* Interface dataset entries:
[Start of Attachment]

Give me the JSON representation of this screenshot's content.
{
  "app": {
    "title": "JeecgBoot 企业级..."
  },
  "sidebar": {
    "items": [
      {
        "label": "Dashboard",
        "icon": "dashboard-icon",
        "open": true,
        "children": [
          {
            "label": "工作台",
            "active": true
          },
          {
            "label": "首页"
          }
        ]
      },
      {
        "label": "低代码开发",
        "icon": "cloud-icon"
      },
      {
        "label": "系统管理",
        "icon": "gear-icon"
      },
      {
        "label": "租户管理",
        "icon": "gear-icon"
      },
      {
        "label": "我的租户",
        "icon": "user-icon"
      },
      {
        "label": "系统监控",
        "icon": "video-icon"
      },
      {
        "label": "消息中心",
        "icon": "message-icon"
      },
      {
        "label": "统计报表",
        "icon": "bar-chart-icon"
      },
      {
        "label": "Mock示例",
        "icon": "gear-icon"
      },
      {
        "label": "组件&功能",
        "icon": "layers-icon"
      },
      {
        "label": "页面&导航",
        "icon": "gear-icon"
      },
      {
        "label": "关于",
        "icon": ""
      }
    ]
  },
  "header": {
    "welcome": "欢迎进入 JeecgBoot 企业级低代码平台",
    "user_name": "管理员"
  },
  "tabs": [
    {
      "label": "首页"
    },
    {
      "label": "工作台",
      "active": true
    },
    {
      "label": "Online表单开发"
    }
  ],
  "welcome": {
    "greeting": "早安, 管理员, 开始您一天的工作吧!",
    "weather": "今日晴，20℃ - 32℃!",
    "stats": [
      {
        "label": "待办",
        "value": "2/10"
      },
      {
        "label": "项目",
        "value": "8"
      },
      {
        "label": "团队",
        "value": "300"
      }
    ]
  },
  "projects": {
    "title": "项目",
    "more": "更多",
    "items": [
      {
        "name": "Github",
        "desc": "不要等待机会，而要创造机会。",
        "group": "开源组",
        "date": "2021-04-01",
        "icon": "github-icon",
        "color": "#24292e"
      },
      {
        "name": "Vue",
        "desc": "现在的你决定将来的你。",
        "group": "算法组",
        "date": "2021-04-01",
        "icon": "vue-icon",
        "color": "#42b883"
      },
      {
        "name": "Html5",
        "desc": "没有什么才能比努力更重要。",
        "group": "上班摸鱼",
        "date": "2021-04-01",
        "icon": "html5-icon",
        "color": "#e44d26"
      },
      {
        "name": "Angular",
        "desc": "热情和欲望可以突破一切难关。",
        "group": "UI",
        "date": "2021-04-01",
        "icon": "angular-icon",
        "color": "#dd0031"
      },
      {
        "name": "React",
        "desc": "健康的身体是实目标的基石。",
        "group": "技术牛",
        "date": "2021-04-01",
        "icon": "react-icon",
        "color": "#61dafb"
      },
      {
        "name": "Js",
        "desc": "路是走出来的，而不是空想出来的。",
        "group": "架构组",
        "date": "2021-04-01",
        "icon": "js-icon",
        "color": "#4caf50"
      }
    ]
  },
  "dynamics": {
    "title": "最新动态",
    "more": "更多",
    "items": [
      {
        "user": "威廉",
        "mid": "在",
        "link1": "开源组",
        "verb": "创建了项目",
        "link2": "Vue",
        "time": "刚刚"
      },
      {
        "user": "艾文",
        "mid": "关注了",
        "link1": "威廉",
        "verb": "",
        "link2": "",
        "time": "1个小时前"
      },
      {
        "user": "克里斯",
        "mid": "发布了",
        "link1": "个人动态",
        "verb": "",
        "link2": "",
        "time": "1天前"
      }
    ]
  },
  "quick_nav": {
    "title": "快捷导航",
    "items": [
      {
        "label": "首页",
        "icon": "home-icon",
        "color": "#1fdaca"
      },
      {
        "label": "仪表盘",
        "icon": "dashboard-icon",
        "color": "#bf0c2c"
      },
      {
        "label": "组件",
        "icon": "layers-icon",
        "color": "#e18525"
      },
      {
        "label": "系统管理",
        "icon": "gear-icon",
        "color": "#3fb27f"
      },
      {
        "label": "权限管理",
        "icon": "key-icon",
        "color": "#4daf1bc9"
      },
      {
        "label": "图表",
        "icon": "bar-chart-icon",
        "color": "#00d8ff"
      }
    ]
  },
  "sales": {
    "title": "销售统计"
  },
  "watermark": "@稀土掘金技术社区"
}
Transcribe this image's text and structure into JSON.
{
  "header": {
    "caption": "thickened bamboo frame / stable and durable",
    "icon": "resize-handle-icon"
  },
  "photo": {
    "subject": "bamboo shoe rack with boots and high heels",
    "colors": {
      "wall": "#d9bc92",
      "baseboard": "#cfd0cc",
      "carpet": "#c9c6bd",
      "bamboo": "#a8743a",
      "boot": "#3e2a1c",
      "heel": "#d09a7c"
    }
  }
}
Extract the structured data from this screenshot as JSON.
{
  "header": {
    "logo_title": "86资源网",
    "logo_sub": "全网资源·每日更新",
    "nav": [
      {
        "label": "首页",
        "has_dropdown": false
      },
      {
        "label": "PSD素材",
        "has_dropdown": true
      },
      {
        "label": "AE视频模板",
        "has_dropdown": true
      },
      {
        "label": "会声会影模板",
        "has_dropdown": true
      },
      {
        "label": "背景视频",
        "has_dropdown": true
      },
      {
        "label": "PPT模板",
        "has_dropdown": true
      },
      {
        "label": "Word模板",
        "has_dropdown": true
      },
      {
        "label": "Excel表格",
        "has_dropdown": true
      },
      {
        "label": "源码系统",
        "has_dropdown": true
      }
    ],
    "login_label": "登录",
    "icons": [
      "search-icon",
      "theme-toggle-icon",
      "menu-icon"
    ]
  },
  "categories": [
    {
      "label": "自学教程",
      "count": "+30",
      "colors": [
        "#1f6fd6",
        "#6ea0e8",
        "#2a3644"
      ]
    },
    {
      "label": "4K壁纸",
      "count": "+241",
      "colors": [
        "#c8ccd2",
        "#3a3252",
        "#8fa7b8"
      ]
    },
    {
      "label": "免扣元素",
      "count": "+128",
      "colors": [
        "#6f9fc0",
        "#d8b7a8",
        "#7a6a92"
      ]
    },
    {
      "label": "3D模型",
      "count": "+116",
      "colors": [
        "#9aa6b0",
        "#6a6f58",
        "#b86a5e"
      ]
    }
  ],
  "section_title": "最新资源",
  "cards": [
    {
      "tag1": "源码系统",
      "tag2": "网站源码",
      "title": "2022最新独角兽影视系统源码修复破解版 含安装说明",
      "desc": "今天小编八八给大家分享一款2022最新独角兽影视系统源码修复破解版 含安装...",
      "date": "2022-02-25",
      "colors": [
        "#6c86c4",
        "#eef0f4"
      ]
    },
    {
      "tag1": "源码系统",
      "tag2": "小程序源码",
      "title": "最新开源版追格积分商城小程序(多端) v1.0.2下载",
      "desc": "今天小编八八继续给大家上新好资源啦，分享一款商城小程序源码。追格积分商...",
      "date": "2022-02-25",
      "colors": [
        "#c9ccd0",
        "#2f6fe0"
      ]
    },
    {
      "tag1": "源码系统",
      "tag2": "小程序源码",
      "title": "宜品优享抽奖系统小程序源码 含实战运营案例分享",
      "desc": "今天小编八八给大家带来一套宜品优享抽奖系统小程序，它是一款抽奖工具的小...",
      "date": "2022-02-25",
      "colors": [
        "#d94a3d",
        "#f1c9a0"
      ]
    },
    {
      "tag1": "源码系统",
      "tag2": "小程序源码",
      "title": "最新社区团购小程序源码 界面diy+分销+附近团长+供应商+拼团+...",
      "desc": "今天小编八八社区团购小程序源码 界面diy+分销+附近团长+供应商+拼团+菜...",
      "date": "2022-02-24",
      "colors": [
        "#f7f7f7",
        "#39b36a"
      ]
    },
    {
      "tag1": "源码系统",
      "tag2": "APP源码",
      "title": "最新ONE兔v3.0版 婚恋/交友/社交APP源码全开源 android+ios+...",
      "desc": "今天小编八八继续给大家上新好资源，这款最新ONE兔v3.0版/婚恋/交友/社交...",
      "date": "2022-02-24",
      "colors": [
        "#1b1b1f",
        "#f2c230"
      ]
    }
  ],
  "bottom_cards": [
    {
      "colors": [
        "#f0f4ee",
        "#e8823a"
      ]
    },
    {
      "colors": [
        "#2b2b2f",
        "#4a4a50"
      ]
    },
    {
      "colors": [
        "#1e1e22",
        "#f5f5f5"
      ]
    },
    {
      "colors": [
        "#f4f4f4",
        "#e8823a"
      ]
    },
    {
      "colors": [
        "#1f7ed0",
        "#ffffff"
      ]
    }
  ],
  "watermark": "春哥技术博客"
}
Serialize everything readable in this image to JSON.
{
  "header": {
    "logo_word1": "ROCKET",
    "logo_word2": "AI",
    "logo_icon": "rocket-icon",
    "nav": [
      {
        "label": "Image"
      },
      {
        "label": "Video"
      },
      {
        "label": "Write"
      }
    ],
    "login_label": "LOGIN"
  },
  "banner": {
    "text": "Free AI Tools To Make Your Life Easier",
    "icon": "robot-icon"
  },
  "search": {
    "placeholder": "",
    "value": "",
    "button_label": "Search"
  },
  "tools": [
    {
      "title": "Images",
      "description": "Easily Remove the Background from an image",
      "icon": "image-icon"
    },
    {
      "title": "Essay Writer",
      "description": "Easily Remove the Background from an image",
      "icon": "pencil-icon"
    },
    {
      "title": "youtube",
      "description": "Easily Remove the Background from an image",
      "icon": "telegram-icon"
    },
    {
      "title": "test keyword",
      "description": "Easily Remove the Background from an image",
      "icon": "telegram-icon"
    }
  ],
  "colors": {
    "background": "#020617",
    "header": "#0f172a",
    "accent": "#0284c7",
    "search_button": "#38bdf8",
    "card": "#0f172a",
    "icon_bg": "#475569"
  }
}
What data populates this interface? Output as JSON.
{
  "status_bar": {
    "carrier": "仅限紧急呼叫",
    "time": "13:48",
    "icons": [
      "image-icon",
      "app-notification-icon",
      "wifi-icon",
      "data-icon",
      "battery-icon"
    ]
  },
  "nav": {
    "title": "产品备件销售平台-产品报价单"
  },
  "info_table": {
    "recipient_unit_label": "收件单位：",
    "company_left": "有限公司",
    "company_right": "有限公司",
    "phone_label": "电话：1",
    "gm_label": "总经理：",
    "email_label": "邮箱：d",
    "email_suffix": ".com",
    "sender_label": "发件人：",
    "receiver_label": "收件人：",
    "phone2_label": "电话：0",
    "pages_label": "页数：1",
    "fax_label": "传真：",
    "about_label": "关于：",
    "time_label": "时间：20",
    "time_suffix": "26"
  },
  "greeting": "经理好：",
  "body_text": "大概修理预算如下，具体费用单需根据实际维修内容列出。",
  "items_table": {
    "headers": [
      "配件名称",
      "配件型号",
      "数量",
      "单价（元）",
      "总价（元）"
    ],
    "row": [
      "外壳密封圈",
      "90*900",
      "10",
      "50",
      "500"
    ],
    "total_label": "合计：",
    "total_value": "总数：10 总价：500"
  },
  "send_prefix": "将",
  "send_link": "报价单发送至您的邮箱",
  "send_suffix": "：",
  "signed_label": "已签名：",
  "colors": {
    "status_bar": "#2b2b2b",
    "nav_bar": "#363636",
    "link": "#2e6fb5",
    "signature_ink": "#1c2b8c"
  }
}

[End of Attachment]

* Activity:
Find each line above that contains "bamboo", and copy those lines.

* Exercise result:
    "caption": "thickened bamboo frame / stable and durable",
    "subject": "bamboo shoe rack with boots and high heels",
      "bamboo": "#a8743a",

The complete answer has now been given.